Who doesn’t like the term “clean eating?” It sounds right. It sounds healthy. It makes us sound like we have it all together and, by the looks of social media, having it all together is the goal.
Scroll through Facebook, Instagram or Twitter and you’ll see posts trying to make everyonebelieve we have life figured out, we are eating right, we’re going on the right vacations and things couldn’t be better.

Clean eating is the marketing mantra of some trendy restaurants to sell their product and make their customers feel good about themselves. So, the rest of us who don’t toe the clean eating mark must be eating “dirty.” I must be eating dirty pork, dirty bread, dirty cheese and drinking dirty milk.

The lettuce, celery, peanut butter and popcorn must all be dirty as well. I guess I’m just a dirty eater consuming all kinds of evilness.

I’ll admit that two packages of cookies and a couple bags of potato chips for your daily breakfast is not a recommended healthy eating plan, but a diet of organic, non-GMO and gluten-and hormone-free is an unrealistic expectation of the everyday American consumer.

The reality is that according to the Centers for Disease Control and Prevention, 70 percent of Americans are overweight, and only one in 10 eat the recommended amount of fruits and vegetables each day. The poorest states eat even less than that.

If we are really concerned about consumers eating nutritionally rich foods, shouldn’t we be recommending a $1 head of lettuce, conventionally grown tomato, run-of-the-mill chicken and a salad dressing to go with their grilled cheese sandwich? Does it have to be a $10 clean salad?
Weight loss seems to be the big benefit to eating clean, but Trevor Kashey – a nutrition consultant for Complete Human Performance who holds a Ph.D. in biochemistry – says, “Yes, clean eating will usually result in weight loss, but not for the reasons you think.

“If you lose weight, it’s because you stopped eating comfort food and started eating leaves. That the leaves are organic or non-GMO have nothing to do with your weight loss.” Why? Because pesticides, GMOs and antibiotics, don’t impact the energy content of your food.

Wow – an amazing concept, that the caloric and energy content of your food is not dependent on GMOs, antibiotics, organically grown, pesticides or that cattle were finished in a feedlot or in someone’s back yard.

It sounds like the mantra needs to be changed from “clean eating” to “moderation.” Enjoy your desserts, but have some veggies, some whole grains and lots of dairy along with it.

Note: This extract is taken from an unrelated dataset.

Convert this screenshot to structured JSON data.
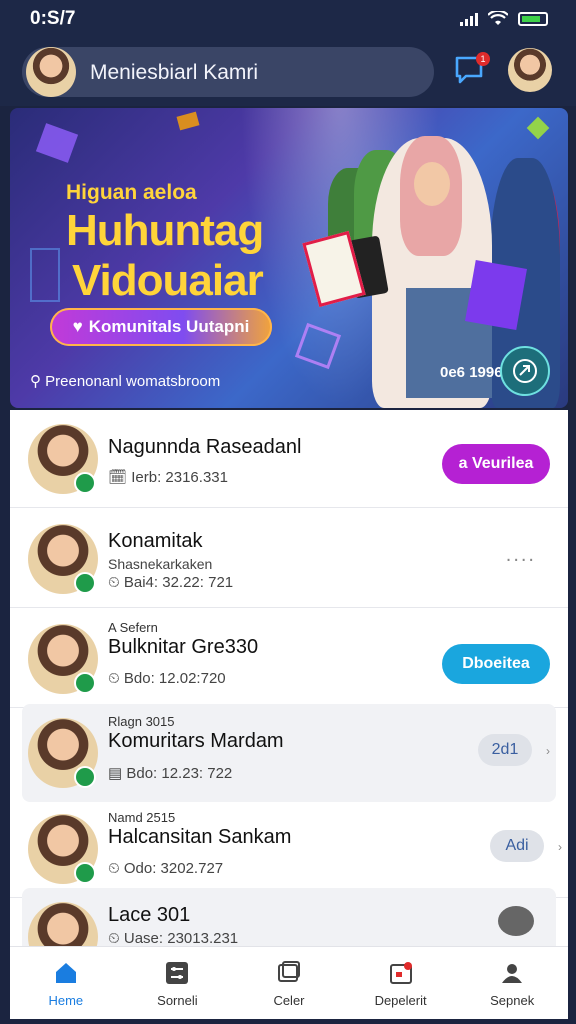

Let’s not get caught up in the trendy food marketing ploys of those with large disposable incomes, but rather, let’s put the brain that God gave us to good use and allow moderation and balance to guide what goes in our gullet. 
The views and opinions expressed in this column are those of the author and not necessarily those of Farm World. Readers with questions or comments for Melissa Hart may write to her in care of this publication.